The hospital in Sault Ste. Marie, Ont., is running a pilot project with new health tracking technology.
The Sault Area Hospital has teamed up with a company to pilot technology called Skiin, from Myant Inc. It’s wearable technology much like Fitbits or Apple watches, except it’s being used in undergarments.
“The difference really is the presentation of the product. It’s a garment,” said Dr. James Chan, director of innovation with the hospital.
The garment options include underwear, T-shirts, bras and chest bands that can monitor a person’s heart rate, body temperature, sleep patterns and activity levels.
Chan says the garments are paired with an app, so users can monitor their health information.
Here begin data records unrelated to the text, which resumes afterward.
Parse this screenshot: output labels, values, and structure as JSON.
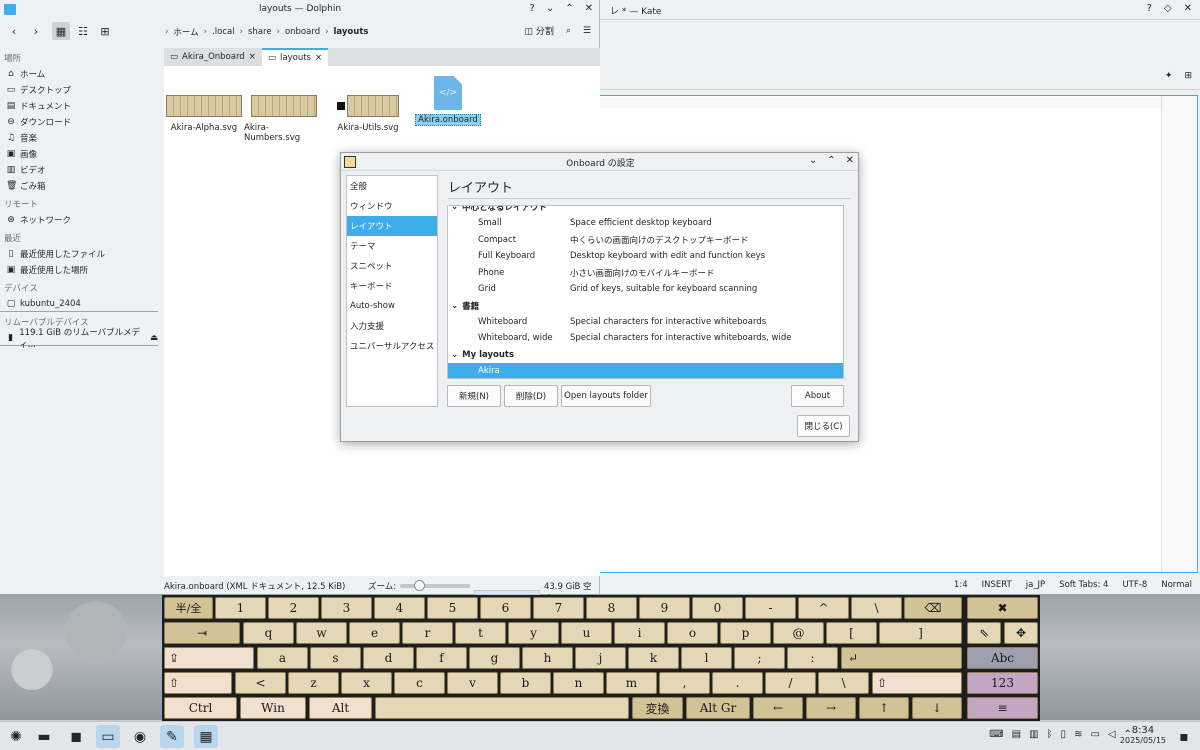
{
  "kate": {
    "title": "レ * — Kate",
    "status": [
      "1:4",
      "INSERT",
      "ja_JP",
      "Soft Tabs: 4",
      "UTF-8",
      "Normal"
    ]
  },
  "dolphin": {
    "title": "layouts — Dolphin",
    "split_label": "分割",
    "breadcrumb": [
      "ホーム",
      ".local",
      "share",
      "onboard",
      "layouts"
    ],
    "sidebar": {
      "places_header": "場所",
      "places": [
        {
          "label": "ホーム",
          "icon": "home-icon"
        },
        {
          "label": "デスクトップ",
          "icon": "desktop-icon"
        },
        {
          "label": "ドキュメント",
          "icon": "documents-icon"
        },
        {
          "label": "ダウンロード",
          "icon": "downloads-icon"
        },
        {
          "label": "音楽",
          "icon": "music-icon"
        },
        {
          "label": "画像",
          "icon": "pictures-icon"
        },
        {
          "label": "ビデオ",
          "icon": "videos-icon"
        },
        {
          "label": "ごみ箱",
          "icon": "trash-icon"
        }
      ],
      "remote_header": "リモート",
      "remote": [
        {
          "label": "ネットワーク",
          "icon": "network-icon"
        }
      ],
      "recent_header": "最近",
      "recent": [
        {
          "label": "最近使用したファイル",
          "icon": "recent-files-icon"
        },
        {
          "label": "最近使用した場所",
          "icon": "recent-places-icon"
        }
      ],
      "devices_header": "デバイス",
      "devices": [
        {
          "label": "kubuntu_2404",
          "icon": "drive-icon"
        }
      ],
      "removable_header": "リムーバブルデバイス",
      "removable": [
        {
          "label": "119.1 GiB のリムーバブルメディ...",
          "icon": "usb-drive-icon"
        }
      ]
    },
    "tabs": [
      "Akira_Onboard",
      "layouts"
    ],
    "files": [
      "Akira-Alpha.svg",
      "Akira-Numbers.svg",
      "Akira-Utils.svg",
      "Akira.onboard"
    ],
    "status": {
      "selection": "Akira.onboard (XML ドキュメント, 12.5 KiB)",
      "zoom_label": "ズーム:",
      "free_space": "43.9 GiB 空き"
    }
  },
  "dialog": {
    "title": "Onboard の設定",
    "nav": [
      "全般",
      "ウィンドウ",
      "レイアウト",
      "テーマ",
      "スニペット",
      "キーボード",
      "Auto-show",
      "入力支援",
      "ユニバーサルアクセス"
    ],
    "selected_nav": "レイアウト",
    "panel_title": "レイアウト",
    "groups": [
      {
        "name": "中心となるレイアウト",
        "rows": [
          {
            "name": "Small",
            "desc": "Space efficient desktop keyboard"
          },
          {
            "name": "Compact",
            "desc": "中くらいの画面向けのデスクトップキーボード"
          },
          {
            "name": "Full Keyboard",
            "desc": "Desktop keyboard with edit and function keys"
          },
          {
            "name": "Phone",
            "desc": "小さい画面向けのモバイルキーボード"
          },
          {
            "name": "Grid",
            "desc": "Grid of keys, suitable for keyboard scanning"
          }
        ]
      },
      {
        "name": "書籍",
        "rows": [
          {
            "name": "Whiteboard",
            "desc": "Special characters for interactive whiteboards"
          },
          {
            "name": "Whiteboard, wide",
            "desc": "Special characters for interactive whiteboards, wide"
          }
        ]
      },
      {
        "name": "My layouts",
        "rows": [
          {
            "name": "Akira",
            "desc": ""
          }
        ]
      }
    ],
    "buttons": {
      "new": "新規(N)",
      "delete": "削除(D)",
      "open_folder": "Open layouts folder",
      "about": "About",
      "close": "閉じる(C)"
    }
  },
  "keyboard": {
    "row1": [
      "半/全",
      "1",
      "2",
      "3",
      "4",
      "5",
      "6",
      "7",
      "8",
      "9",
      "0",
      "-",
      "^",
      "\\",
      "⌫",
      "✖"
    ],
    "row2": [
      "⇥",
      "q",
      "w",
      "e",
      "r",
      "t",
      "y",
      "u",
      "i",
      "o",
      "p",
      "@",
      "[",
      "]"
    ],
    "row3": [
      "⇪",
      "a",
      "s",
      "d",
      "f",
      "g",
      "h",
      "j",
      "k",
      "l",
      ";",
      ":",
      "↵",
      "Abc"
    ],
    "row4": [
      "⇧",
      "<",
      "z",
      "x",
      "c",
      "v",
      "b",
      "n",
      "m",
      ",",
      ".",
      "/",
      "\\",
      "⇧",
      "123"
    ],
    "row5": [
      "Ctrl",
      "Win",
      "Alt",
      "",
      "変換",
      "Alt Gr",
      "←",
      "→",
      "↑",
      "↓",
      "≡"
    ]
  },
  "taskbar": {
    "time": "8:34",
    "date": "2025/05/15"
  },
  "colors": {
    "accent": "#3daee9",
    "key_face": "#e3d7b5",
    "key_pink": "#f1dfd0",
    "key_lavender": "#c4a6c2",
    "key_gray": "#9ea0ad"
  }
}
Skiin wearable technology from Myant Inc., comes in four undergarment options: underwear, bras, T-shirt and a chest band. The technology will be piloted at the Sault Area Hospital. (Myant Inc.)
“You’ll be wearing this technology instead of having it on your wrist,” he said.
Chan says the technology will be helpful for anyone who is interested in improving their health or tracking changes in the measurements.
“But really I think our pilot project is directed toward vulnerable populations, as well as Indigenous populations and women in particular,” Chan said.
He says the Sault area is a good location to pilot the technology because of the proximity to rural and remote communities.
“The product itself has a lot of value for people who live in smaller communities where they want to do remote care monitoring, and can’t always easily make it to a large centre where they could visit a hospital or a clinic,” he said.
The pilot project is free for participants, and is set to run for 18 weeks. Participants can choose which type of garment they want to use.
About 500 participants have already signed on but Chan says the goal is to get 2,500 people to be part of the pilot project.
Along with the trials, the product from Myant Inc., will also be researched at nearby Algoma University, for functionality, usability, and effectiveness.
“We’re working on it now so that we’ll understand how practitioners, health providers, physicians and others will be able to use that information to advance health care,” Chan said.
Up North7:07Smart undergarments being testing in Sault Ste. Marie